Count lines holding the string "facebook" in the data that follows. Reply with one number only.
======== Material for the task
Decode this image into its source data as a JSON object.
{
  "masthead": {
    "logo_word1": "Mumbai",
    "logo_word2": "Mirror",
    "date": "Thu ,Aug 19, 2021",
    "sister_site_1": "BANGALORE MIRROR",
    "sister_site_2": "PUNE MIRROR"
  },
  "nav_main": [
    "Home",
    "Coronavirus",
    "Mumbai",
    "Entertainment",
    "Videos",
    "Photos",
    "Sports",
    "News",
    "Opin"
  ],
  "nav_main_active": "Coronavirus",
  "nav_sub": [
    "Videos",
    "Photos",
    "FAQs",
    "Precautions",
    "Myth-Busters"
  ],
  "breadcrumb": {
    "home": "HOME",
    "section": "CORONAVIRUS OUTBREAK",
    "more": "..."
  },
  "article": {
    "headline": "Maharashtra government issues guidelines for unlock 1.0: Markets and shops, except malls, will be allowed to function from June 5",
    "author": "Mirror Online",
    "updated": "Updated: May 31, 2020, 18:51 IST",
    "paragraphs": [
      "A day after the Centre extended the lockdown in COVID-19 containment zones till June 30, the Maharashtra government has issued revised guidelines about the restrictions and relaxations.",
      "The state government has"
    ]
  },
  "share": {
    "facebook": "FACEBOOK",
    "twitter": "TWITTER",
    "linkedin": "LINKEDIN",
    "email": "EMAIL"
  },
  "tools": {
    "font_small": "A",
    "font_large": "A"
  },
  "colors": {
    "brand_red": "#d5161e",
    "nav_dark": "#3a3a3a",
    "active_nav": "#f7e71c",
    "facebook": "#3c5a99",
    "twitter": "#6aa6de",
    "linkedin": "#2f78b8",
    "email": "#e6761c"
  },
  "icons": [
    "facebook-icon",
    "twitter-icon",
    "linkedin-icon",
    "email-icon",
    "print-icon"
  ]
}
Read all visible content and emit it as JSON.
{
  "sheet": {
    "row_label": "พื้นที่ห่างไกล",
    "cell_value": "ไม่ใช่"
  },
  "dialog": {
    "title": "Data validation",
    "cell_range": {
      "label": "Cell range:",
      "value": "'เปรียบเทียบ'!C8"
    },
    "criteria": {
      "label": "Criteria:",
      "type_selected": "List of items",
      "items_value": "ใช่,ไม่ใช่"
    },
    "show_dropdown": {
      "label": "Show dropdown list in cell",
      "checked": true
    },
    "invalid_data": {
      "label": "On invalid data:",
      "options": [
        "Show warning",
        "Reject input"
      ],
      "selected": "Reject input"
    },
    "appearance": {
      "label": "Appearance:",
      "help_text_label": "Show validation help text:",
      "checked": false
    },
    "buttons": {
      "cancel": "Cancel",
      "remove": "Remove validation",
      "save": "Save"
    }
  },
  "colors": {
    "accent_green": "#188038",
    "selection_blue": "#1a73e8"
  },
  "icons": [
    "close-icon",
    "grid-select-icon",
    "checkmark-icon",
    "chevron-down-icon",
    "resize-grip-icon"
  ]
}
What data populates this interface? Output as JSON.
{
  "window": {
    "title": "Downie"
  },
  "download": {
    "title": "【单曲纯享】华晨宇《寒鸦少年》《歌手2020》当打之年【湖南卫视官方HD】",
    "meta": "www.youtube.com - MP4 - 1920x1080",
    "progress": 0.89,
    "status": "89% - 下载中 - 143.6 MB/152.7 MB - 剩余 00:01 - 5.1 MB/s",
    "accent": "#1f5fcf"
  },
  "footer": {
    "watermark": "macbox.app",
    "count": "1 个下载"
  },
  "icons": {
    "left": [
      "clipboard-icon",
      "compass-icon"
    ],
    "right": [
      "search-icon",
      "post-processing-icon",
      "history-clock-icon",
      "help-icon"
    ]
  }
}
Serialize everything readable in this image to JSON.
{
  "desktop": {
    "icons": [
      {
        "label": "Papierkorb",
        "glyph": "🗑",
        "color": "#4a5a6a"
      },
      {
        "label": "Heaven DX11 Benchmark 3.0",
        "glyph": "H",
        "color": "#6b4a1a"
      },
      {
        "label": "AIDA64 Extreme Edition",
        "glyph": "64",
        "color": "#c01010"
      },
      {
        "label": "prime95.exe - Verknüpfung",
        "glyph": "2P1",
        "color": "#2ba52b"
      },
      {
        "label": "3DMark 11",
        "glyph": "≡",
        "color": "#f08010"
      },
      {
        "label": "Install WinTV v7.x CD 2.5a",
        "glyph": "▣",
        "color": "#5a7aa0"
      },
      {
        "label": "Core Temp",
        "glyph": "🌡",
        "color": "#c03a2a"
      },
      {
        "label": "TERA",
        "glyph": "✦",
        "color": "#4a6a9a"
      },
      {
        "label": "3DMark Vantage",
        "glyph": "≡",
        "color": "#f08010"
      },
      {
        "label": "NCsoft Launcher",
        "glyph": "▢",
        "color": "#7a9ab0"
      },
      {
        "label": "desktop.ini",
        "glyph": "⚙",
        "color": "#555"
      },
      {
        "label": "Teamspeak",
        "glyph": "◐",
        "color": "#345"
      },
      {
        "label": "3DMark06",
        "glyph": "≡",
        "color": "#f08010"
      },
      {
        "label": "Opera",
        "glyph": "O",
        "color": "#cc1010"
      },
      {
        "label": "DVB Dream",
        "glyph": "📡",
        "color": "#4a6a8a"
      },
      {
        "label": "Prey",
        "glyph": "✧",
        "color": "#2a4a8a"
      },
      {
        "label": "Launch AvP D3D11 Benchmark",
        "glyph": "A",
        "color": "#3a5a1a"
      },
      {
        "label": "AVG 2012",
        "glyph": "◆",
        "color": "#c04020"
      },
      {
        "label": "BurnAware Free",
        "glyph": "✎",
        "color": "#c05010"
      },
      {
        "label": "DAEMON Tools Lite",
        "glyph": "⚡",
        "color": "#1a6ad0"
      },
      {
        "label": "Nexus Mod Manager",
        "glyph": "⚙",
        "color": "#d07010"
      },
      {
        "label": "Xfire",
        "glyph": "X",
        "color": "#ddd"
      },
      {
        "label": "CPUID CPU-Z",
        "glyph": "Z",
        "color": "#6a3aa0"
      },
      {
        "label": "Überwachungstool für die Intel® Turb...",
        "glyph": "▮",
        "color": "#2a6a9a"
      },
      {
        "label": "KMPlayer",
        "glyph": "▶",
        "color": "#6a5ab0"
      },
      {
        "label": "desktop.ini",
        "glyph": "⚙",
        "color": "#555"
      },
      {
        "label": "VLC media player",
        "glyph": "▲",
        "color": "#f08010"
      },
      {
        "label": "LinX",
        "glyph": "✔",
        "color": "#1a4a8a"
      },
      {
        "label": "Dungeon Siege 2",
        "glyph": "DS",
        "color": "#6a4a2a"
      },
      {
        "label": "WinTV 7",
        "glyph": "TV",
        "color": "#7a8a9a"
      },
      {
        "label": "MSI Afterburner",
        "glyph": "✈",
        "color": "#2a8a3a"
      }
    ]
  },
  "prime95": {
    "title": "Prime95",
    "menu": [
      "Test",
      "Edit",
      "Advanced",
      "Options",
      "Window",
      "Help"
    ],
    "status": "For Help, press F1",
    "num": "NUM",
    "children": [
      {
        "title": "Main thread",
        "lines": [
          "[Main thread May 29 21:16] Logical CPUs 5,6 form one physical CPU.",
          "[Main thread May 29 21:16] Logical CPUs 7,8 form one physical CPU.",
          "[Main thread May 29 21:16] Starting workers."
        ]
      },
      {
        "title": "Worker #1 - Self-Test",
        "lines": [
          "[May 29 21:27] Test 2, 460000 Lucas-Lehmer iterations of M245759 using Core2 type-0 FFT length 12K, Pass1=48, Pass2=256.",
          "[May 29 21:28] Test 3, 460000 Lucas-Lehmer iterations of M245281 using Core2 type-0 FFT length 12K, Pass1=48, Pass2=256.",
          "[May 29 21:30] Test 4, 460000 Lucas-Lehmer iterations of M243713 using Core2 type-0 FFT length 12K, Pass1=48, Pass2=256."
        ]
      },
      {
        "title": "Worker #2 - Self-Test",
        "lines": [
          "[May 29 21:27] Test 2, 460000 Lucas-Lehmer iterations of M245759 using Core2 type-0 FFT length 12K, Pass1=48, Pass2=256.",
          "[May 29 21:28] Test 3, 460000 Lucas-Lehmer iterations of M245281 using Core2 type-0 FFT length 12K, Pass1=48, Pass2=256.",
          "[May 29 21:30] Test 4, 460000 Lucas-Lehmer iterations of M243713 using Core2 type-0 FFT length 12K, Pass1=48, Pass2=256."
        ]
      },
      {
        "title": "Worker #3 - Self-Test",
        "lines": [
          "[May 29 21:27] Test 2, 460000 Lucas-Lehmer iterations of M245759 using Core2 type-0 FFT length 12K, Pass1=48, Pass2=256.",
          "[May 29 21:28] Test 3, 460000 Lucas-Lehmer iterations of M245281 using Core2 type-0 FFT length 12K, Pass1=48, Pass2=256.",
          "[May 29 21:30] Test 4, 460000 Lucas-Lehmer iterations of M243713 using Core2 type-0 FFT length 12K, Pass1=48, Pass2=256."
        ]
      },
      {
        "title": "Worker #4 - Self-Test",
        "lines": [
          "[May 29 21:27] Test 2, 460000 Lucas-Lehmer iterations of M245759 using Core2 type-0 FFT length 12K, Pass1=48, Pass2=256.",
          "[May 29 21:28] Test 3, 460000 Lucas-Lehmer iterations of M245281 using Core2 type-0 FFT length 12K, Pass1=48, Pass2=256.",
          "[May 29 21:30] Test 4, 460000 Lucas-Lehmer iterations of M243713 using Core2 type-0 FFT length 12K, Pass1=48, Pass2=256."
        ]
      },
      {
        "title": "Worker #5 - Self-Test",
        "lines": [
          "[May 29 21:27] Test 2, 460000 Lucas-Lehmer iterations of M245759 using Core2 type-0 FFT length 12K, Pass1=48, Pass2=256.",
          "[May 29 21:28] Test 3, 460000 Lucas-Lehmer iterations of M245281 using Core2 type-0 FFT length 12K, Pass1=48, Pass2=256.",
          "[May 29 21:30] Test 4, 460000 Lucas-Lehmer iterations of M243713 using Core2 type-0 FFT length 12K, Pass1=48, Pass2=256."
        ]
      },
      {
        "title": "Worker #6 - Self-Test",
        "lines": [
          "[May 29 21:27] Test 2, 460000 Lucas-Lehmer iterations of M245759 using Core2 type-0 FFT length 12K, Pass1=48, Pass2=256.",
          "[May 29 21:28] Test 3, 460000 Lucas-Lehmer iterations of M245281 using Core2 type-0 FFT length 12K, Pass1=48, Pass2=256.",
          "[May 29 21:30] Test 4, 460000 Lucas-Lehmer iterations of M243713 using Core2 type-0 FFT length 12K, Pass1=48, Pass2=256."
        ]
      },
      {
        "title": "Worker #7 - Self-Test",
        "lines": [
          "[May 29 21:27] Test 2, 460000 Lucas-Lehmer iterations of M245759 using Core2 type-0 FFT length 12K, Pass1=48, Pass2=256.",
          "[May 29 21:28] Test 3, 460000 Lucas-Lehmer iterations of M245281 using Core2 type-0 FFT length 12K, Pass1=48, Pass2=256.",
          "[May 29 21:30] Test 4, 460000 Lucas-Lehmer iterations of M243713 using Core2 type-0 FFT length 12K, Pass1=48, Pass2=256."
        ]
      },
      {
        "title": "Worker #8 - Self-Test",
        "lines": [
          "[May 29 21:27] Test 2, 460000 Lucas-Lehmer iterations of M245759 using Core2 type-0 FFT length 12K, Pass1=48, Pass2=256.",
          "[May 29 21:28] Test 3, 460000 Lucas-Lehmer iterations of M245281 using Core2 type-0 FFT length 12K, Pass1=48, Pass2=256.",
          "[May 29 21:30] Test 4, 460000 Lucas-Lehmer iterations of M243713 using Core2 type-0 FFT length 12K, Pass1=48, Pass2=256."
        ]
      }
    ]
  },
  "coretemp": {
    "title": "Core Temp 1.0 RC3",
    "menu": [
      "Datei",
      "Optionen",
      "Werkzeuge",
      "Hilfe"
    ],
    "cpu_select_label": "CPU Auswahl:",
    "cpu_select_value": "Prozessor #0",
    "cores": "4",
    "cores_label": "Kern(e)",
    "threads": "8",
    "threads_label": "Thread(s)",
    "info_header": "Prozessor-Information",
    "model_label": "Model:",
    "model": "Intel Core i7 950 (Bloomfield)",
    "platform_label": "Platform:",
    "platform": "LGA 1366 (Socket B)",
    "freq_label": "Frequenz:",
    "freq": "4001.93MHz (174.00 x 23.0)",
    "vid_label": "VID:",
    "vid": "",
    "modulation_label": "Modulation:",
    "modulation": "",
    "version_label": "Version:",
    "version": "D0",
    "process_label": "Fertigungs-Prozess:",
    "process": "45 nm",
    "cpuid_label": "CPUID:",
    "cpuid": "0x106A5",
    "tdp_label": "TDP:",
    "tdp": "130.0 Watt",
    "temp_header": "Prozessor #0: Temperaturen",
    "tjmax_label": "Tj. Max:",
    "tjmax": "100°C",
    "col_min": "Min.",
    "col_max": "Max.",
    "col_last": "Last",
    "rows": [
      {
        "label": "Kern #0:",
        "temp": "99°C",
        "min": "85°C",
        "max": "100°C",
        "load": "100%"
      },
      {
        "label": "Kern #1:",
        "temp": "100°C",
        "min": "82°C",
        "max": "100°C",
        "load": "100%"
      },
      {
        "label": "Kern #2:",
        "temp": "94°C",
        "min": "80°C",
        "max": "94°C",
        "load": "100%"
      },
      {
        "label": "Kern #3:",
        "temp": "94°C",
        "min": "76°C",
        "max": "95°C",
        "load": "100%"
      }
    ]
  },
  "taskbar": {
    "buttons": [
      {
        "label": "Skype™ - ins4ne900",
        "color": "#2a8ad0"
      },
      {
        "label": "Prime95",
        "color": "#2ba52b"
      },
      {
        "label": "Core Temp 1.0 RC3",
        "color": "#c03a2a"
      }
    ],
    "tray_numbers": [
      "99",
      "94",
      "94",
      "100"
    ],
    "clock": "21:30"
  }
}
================
### Response area
3